COMMENTARY

Choosing New Diagnostics for the Dental Office

Marjorie Jeffcoat, DMD

Disclosures

March 09, 2012

This feature requires the newest version of Flash. You can download it here.

Hello. I am Dr. Marjorie Jeffcoat from the University of Pennsylvania. Today, I will be talking about new diagnostics in the dental office and posing the question: When do we use them? Every week when we read journals or the dental news, or attend a dental meeting, we hear about some new diagnostic test, usually a saliva test.

We need to think about how we would assess a test to decide whether we want to put it in our office. In my opinion, you don't put a new test in your office unless it's going to make a difference to your diagnosis or treatment. You should go through 5 steps in evaluating a new test.

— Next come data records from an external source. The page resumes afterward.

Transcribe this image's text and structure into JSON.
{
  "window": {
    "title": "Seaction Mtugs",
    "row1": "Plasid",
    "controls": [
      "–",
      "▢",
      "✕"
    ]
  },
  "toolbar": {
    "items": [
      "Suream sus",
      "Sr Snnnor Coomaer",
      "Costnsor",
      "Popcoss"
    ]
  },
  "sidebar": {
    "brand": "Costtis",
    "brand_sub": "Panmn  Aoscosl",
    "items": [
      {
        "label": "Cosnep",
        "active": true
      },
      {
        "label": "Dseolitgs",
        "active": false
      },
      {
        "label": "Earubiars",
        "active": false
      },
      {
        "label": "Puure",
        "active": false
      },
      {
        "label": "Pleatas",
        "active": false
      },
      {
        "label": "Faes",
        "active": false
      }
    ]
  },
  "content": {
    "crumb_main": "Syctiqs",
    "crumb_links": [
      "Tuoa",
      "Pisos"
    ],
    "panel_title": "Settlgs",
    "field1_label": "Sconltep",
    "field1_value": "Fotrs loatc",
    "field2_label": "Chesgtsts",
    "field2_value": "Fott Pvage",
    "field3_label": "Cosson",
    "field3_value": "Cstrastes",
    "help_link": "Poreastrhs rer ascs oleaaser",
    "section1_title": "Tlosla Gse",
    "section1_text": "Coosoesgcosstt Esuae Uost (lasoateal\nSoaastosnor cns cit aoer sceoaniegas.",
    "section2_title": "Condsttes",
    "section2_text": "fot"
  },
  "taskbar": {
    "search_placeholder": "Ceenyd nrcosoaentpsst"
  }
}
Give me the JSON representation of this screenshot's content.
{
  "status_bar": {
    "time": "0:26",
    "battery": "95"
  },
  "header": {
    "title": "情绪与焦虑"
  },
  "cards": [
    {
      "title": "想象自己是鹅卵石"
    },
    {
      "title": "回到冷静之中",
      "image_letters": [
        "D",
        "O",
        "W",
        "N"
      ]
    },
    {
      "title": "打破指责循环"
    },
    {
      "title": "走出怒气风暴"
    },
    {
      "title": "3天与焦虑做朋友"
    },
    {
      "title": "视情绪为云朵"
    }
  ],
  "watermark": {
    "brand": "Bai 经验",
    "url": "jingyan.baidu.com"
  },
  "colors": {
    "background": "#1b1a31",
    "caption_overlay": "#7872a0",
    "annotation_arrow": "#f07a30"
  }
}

First, will the results of the test make a difference to treatment? If not, don't use it.

Second, is the test accurate in diagnosing what it purports to diagnose? The ability to detect disease when it exists is called "sensitivity," and the ability to rule out disease when it is absent is termed "specificity."

For example, let's say we have a new test for squamous cell carcinoma, which we all know we would rather not see in our patients. We want to diagnose it quickly and begin the right treatment quickly. A test that has high sensitivity and lower specificity is useful, even though the test is not perfect. We would like all tests to be perfect, but in a real world that doesn't happen.

High sensitivity and low specificity means you may think you have disease sometimes when it is not there. Some patients will get a biopsy when they did not, in fact, have the disease. In my opinion, a biopsy is a very small price to pay for an accurate diagnosis of a deadly cancer. The package insert is very useful for this information. The package inserts are usually on the Web as well.

Third, you want to know if the results are repeatable. Do you get the same result over and over again if you test the same thing? It must be repeatable. That information is also in the package insert.

Fourth, you want to know if the test is available. By "available," I don't mean whether you can buy it on the corner in the drugstore, but rather, if the test breaks, can it be fixed? Some tests incorporate a robot that dips a strip into liquid and then into another liquid. What if it breaks? Who can fix it? Where are the parts? How long will it be out of service if it breaks? You need to consider availability.

Finally, you should consider affordability. Affordability is in the eye of the beholder because each practice is going to make an individual decision. But we need to know if the test covered by insurance. If not, will the patient pay for it? How will the dentist be reimbursed? These are increasingly complicated issues, and they are only going to get more complicated as time goes on.

In summary, before you decide to adopt a new diagnostic test, you need to assure yourself that it's good enough, reliable enough, and available enough to make a difference in how you will treat or refer patients. Otherwise, you just don't need it.

That's it for today. I'm Marjorie Jeffcoat speaking from the University of Pennsylvania. Thanks for watching.

Web Resources

Rao G. Remembering the meanings of sensitivity, specificity, and predictive values. J Fam Pract. 2004;53:53. https://www.jfponline.com/Pages.asp?AID=1625 Accessed March 2, 2012.

Comments

3090D553-9492-4563-8681-AD288FA52ACE
Comments on Medscape are moderated and should be professional in tone and on topic. You must declare any conflicts of interest related to your comments and responses. Please see our Commenting Guide for further information. We reserve the right to remove posts at our sole discretion.

processing....